Of course you should put this information on your Resume, and on LinkedIn, and it will help you in getting jobs, but putting this information in front of your colleagues and clients every time they communicate with you is borderline obnoxious.

Incidentally, I have a Ph.D., and my email signature contains only the information that my colleagues are likely to want -- my name, mobile phone number, and instant message handle.

  • 4
    "This simple fact is that your email will not be read differently based on this information.", this is not technically true... Quite a lot of people (myself included) will ask themselves why you felt the need to have a signature of Eric Wilson BSc MSc (for example) and wonder what you're compensating for. It's not explicitly negative but it can lead to potentially negative connotations.
    – Ben
    Commented Feb 25, 2014 at 22:03

According to the Oxford style guide, these are the appropriate titles and the order in which to use them:


remember that you do not need to list only all awards, degrees, memberships etc held by an individual – only those items relevant to your writing

the order for postnominals is

civil honours

military honours


degrees, in the order







membership of academic or professional bodies

do not include a BA for Oxford/Cambridge graduates if they also have the MA give the name of the awarding university (using a shortened form if required and if easily recognisable (Oxf, Camb, UCL etc) if academic qualifications are relevant. A space is used to separate degrees from the same institution, and a comma is used to separate sets of degrees from different institutions; if the same level degree has been awarded by more than one institution, list them in alphabetical order of institution

Professor Xavier Postlethwaite, QC, BEng PhD UCL, MA PhD Camb, MA DPhil Oxf, PhD Manc, FRS

Sir Charles Overlord, VC, BA S’ton

I would not use anything lower than a PhD when signing a letter. It is inappropriate in most countries, definitely in the US. Other titles including P.E. and and political titles are also acceptable.

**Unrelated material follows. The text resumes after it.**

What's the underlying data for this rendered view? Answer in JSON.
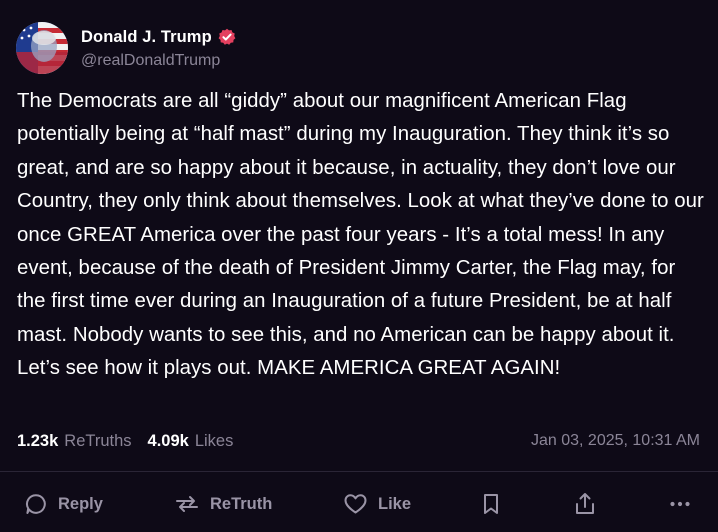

Not the answer you're looking for? Browse other questions tagged .